EXERCISE PROMPT:
Would you copy the entries that follow exactly, leaving out every picture?

[Opening DATA SUPPLIED section]

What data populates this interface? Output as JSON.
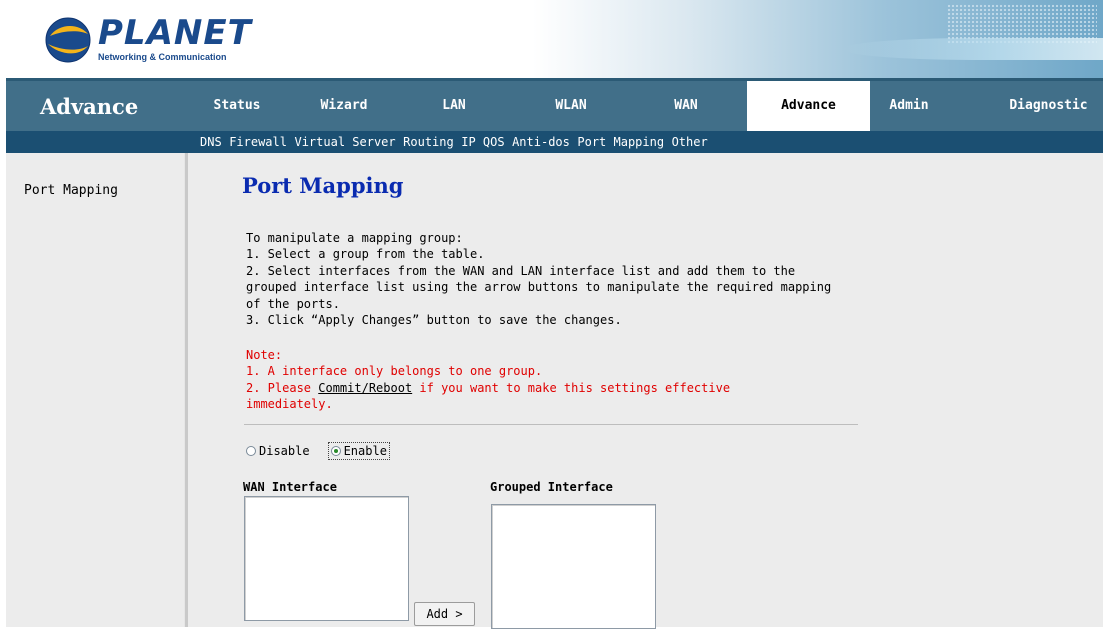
{
  "logo": {
    "name": "PLANET",
    "subtitle": "Networking & Communication",
    "colors": {
      "primary": "#1a4a8c",
      "accent": "#f4b41a"
    }
  },
  "nav": {
    "section": "Advance",
    "tabs": [
      {
        "label": "Status"
      },
      {
        "label": "Wizard"
      },
      {
        "label": "LAN"
      },
      {
        "label": "WLAN"
      },
      {
        "label": "WAN"
      },
      {
        "label": "Advance",
        "active": true
      },
      {
        "label": "Admin"
      },
      {
        "label": "Diagnostic"
      }
    ],
    "colors": {
      "bar": "#416f89",
      "subbar": "#1b4f72"
    }
  },
  "subnav": {
    "items": [
      "DNS",
      "Firewall",
      "Virtual Server",
      "Routing",
      "IP QOS",
      "Anti-dos",
      "Port Mapping",
      "Other"
    ]
  },
  "sidebar": {
    "items": [
      {
        "label": "Port Mapping"
      }
    ]
  },
  "page": {
    "title": "Port Mapping",
    "description": [
      "To manipulate a mapping group:",
      "1. Select a group from the table.",
      "2. Select interfaces from the WAN and LAN interface list and add them to the grouped interface list using the arrow buttons to manipulate the required mapping of the ports.",
      "3. Click “Apply Changes” button to save the changes."
    ],
    "note": {
      "heading": "Note:",
      "line1": "1. A interface only belongs to one group.",
      "line2_prefix": "2. Please ",
      "line2_link": "Commit/Reboot",
      "line2_suffix": " if you want to make this settings effective immediately."
    },
    "mode": {
      "options": [
        {
          "label": "Disable"
        },
        {
          "label": "Enable"
        }
      ],
      "selected": "Enable"
    },
    "wan_interface_label": "WAN Interface",
    "grouped_interface_label": "Grouped Interface",
    "add_button": "Add >"
  }
}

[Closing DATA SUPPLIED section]

YOUR SOLUTION:
What data populates this interface? Output as JSON.
{
  "logo": {
    "name": "PLANET",
    "subtitle": "Networking & Communication",
    "colors": {
      "primary": "#1a4a8c",
      "accent": "#f4b41a"
    }
  },
  "nav": {
    "section": "Advance",
    "tabs": [
      {
        "label": "Status"
      },
      {
        "label": "Wizard"
      },
      {
        "label": "LAN"
      },
      {
        "label": "WLAN"
      },
      {
        "label": "WAN"
      },
      {
        "label": "Advance",
        "active": true
      },
      {
        "label": "Admin"
      },
      {
        "label": "Diagnostic"
      }
    ],
    "colors": {
      "bar": "#416f89",
      "subbar": "#1b4f72"
    }
  },
  "subnav": {
    "items": [
      "DNS",
      "Firewall",
      "Virtual Server",
      "Routing",
      "IP QOS",
      "Anti-dos",
      "Port Mapping",
      "Other"
    ]
  },
  "sidebar": {
    "items": [
      {
        "label": "Port Mapping"
      }
    ]
  },
  "page": {
    "title": "Port Mapping",
    "description": [
      "To manipulate a mapping group:",
      "1. Select a group from the table.",
      "2. Select interfaces from the WAN and LAN interface list and add them to the grouped interface list using the arrow buttons to manipulate the required mapping of the ports.",
      "3. Click “Apply Changes” button to save the changes."
    ],
    "note": {
      "heading": "Note:",
      "line1": "1. A interface only belongs to one group.",
      "line2_prefix": "2. Please ",
      "line2_link": "Commit/Reboot",
      "line2_suffix": " if you want to make this settings effective immediately."
    },
    "mode": {
      "options": [
        {
          "label": "Disable"
        },
        {
          "label": "Enable"
        }
      ],
      "selected": "Enable"
    },
    "wan_interface_label": "WAN Interface",
    "grouped_interface_label": "Grouped Interface",
    "add_button": "Add >"
  }
}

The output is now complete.